3. To press the pause button on the regular usual speed of life because you recognize the importance of slowing down once a year for time dedicated only to practice. You know the impact it has on your teaching and the way you show up in all areas of your life.

4. Because it allows for a greater level of focus on the practices and wisdom teachings, without the external noise. 

5. To prioritize space and time to be with yourself in a sweet and nurturing way. 

6. To participate in a deliberate, well-rounded, and optimally balanced schedule of practices intentionally designed to support your process of expansion. 

7. Because you know you’re ready, even craving, to steep yourself in yoga. You know the power of minimizing the outer distractions that can be a barrier to unfolding a profound, transformational experience. You’re going for lasting, deep-seated, expansive and joyful shift this time, not simply a quick, inspiring high. You want a sattva hit more than a shakti hit. 

In the 25 years that I’ve been doing yoga, I’ve learned that there are times when BOTH are useful. So, yes, our retreat is at the same time as Wanderlust. But it’s not a problem or even a conflict, because they offer very different experiences. Isn’t it great that you get to choose?

If your inner wisdom is beckoning you to give yourself the time and space to allow the sweetness and power of your practice to unfold, 

If you’re called to rediscover and reclaim your passion and inspiration for yoga without the distraction of crowds, happy hours, and dance parties,

If you know its time to infuse your teaching with your OWN true and authentic power, 

Then you’ll feel right at home with the group coming together for this small, sacred, intensive, and transformational retreat.



I’ve loved this mug ever since the stationery-store wandering days of my youth.

Where I live now we have real turkeys. Wild ones. While they have their own charm, there’s no denying their clumsiness. They’re big, heavy, and slow, really awkward fliers.

We all know what its like to be held down by the turkeys that show up in our own lives everyday. They’re the little annoyances that nag us, snags that need untangling, and misunderstandings that need to be clarified. They’re the myriad frustrations that tighten our jaws, hunch our shoulders, restrict our breathing, and contract our energy.

And of course, there are also the inner turkeys that sabotage our freedom and hold us down. The habits, foods, even relationships that no longer serve the forward movement of our lives.

This poor elephant seems to have surrendered and accepted the reality of his situation.

But we know that isn’t the only option. Yes, letting go and releasing the weight of those nagging frustrations is essential. More importantly, though, are taking steps to restore our lightness of spirit.

Moving, literally, helps a lot. So does conscious breathing. So does being in meaningful community with others on the same path. It’s springtime. Nature is supporting us to take flight, to blossom, to renew.

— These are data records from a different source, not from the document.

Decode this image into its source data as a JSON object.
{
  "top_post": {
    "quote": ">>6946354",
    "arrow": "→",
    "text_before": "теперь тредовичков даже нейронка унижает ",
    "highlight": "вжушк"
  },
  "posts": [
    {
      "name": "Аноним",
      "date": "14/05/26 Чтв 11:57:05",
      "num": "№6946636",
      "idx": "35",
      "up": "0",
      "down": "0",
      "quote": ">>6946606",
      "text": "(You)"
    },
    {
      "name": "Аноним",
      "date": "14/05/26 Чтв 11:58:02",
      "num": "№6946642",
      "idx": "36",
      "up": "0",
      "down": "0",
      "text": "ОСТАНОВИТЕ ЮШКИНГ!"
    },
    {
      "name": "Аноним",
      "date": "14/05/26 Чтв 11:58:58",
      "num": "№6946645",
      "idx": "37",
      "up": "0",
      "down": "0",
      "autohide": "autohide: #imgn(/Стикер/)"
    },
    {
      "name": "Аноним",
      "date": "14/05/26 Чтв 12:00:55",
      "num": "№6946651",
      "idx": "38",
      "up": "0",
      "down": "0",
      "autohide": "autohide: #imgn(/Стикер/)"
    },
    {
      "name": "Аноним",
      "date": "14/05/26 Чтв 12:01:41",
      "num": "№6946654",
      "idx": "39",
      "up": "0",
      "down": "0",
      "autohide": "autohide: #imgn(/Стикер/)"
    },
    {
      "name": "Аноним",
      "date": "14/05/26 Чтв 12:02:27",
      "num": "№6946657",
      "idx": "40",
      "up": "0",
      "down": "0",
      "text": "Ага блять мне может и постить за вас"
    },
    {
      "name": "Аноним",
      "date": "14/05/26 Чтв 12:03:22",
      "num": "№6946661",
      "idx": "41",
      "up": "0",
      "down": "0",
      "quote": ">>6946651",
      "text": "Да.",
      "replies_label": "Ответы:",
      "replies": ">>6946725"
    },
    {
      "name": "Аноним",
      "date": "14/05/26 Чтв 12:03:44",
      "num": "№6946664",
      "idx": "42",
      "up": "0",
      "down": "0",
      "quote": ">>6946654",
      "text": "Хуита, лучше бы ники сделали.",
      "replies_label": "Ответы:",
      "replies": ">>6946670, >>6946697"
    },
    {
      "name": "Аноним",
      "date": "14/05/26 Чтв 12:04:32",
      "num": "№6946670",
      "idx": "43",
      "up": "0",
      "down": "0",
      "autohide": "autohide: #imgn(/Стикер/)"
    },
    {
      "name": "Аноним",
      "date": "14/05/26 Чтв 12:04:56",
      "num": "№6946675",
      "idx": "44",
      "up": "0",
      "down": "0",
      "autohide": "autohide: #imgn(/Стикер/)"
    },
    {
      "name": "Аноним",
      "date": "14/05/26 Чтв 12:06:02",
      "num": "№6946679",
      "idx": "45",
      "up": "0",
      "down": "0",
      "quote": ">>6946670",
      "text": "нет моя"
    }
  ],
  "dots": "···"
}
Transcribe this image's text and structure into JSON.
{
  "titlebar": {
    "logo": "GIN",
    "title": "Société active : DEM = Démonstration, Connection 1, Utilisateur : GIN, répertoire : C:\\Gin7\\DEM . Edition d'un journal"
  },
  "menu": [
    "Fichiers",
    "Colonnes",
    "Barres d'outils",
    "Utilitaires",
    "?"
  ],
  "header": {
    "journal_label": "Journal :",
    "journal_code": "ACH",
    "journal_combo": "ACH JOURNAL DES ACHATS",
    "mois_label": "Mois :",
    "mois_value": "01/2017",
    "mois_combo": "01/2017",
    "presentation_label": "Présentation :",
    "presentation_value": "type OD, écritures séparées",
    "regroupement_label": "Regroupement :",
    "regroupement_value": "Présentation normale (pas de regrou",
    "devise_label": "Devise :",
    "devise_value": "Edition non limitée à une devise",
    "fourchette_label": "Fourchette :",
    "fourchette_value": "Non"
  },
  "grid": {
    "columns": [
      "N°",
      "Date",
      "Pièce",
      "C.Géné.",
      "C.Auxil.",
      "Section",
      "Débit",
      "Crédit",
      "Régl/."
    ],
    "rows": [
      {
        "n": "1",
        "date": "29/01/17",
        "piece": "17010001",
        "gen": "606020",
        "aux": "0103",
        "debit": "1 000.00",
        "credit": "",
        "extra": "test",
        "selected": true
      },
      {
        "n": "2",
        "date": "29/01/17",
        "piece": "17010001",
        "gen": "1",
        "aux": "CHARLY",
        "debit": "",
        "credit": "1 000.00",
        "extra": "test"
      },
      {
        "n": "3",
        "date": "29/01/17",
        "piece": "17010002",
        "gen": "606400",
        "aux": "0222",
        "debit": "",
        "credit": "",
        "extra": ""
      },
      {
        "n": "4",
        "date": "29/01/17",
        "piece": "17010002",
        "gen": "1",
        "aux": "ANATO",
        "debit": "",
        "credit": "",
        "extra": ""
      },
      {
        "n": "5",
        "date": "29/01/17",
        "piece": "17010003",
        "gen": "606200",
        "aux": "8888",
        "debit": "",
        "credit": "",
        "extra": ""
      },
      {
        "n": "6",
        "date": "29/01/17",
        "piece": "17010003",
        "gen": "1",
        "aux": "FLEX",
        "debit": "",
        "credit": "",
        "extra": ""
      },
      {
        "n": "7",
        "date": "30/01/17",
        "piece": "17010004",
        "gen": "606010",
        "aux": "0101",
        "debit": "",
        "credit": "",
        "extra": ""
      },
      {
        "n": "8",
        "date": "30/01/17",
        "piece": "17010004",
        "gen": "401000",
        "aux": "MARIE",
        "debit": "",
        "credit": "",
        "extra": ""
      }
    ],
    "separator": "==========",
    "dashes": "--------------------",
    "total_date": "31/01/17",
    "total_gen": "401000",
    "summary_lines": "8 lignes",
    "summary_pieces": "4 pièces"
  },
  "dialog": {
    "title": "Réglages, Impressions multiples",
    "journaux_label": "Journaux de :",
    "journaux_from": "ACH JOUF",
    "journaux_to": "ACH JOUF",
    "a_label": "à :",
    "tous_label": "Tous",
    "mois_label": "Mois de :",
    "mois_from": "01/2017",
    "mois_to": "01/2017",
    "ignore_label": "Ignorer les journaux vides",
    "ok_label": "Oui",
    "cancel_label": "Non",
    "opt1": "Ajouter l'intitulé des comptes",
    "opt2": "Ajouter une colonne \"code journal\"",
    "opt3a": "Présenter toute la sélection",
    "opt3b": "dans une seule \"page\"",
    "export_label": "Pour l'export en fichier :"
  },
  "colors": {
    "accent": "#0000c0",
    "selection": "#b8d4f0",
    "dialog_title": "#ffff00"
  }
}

We’re building an online yoga community of sincere students and teachers dedicated to self-study, forward movement and expansive growth through yoga.

If you’re called to be part of a small, intimate group that supports your growth, empowerment and independence as a practitioner, I’d love to have you join us.

DM me for details.